The old farmer was referring to the tele-assisted medicine technology that he must have come across and has benefitted. And this is where we see technological innovation triggering a behavioural change, powering primary healthcare into fashion. Yes, telemedicine has been around for many a year now, but it is the consistency of care that was missing. Primary healthcare centres have been underperforming, without hygiene, medical staff, and care. The ASHA, ANM, and Anganwadi workers largely kept the basic mother and child care going.

In the earlier context, the lack of facilities and qualified staff had contributed majorly in the mistrust on the institutional care. The healthcare needs of the larger population of India till date remains unattended, turning them to the village quack.

Meanwhile, the changing scenario of health in India has shifted the focus from communicable diseases to lifestyle diseases. The infrastructure and resources on the ground largely remains stagnant and stuck at the times of 70s and 80s.

However, in the 21st century, there are ample advancements in medical science and technology space. Wireless technology, IT platforms, electronic health record linkages, simple point-of-care diagnostic devices and similar innovations are making redefined primary healthcare services accessible to the people of tier 2 regions and below. Artificial intelligence, machine learning, predictive analysis and big data are opening new frontiers.

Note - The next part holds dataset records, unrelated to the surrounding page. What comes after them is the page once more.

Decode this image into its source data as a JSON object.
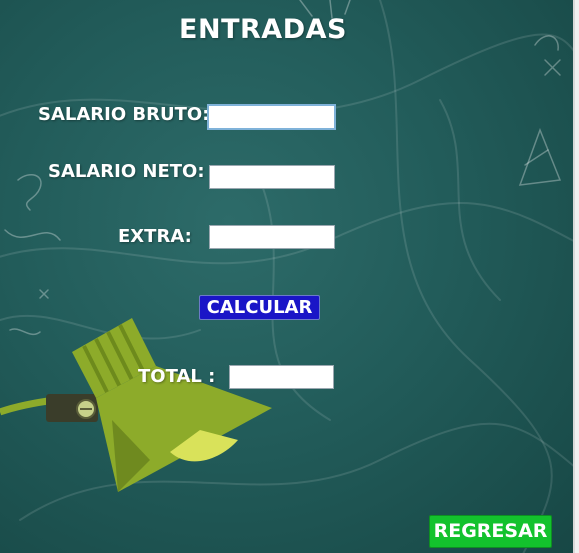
{
  "window": {
    "title": "ENTRADAS"
  },
  "form": {
    "gross_salary": {
      "label": "SALARIO BRUTO:",
      "value": ""
    },
    "net_salary": {
      "label": "SALARIO NETO:",
      "value": ""
    },
    "extra": {
      "label": "EXTRA:",
      "value": ""
    },
    "total": {
      "label": "TOTAL :",
      "value": ""
    }
  },
  "buttons": {
    "calculate": "CALCULAR",
    "back": "REGRESAR"
  },
  "colors": {
    "background": "#225c5a",
    "calculate_button": "#1a15c7",
    "back_button": "#13c22d",
    "lamp": "#8dab2a"
  }
}
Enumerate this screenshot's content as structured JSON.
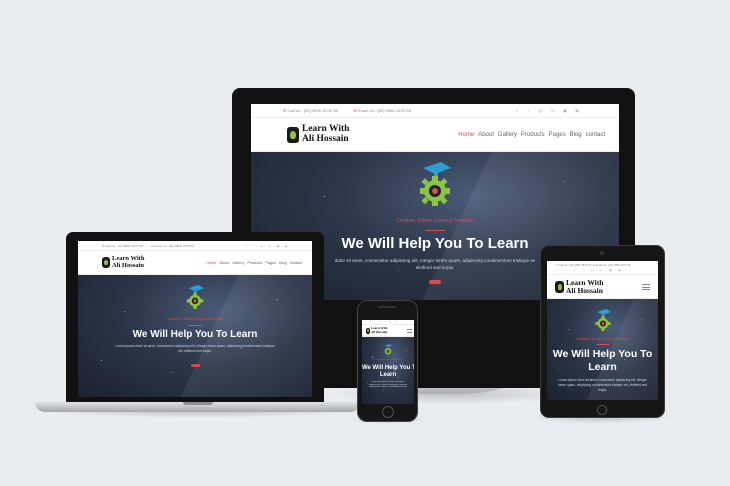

However, we are still far behind. In the past decade, a revolution like the one that hit the IT and digital technology which transformed the world that we see and experience today has not happened in the healthcare space.

The primary healthcare space needs a larger public spending and a larger share of GDP. Technological innovation needs much focus and a larger investment as well. It also needs a better and integrated collaboration between public and private players, profit and not for profit organizations, along with aggressive policy making to trigger a real transformation in the direction. With qualified and skilled resources being far from adequate, India needs technological innovation to power primary healthcare into fashion, shifting the trust of the underserved from the village quack to institutional care.


About Author: Ajoy Khandheria, the Founder of Gramin Health Care is an entrepreneur evangelist with a vision to reinvent the existing primary healthcare landscape of rural India. With over 25 years of business experience, he has been associated with some of the most successful organizations across the globe. Ajoy has an MBA degree from the University of California, Berkeley and an Electrical Engineering degree from M.S. University, Baroda, India.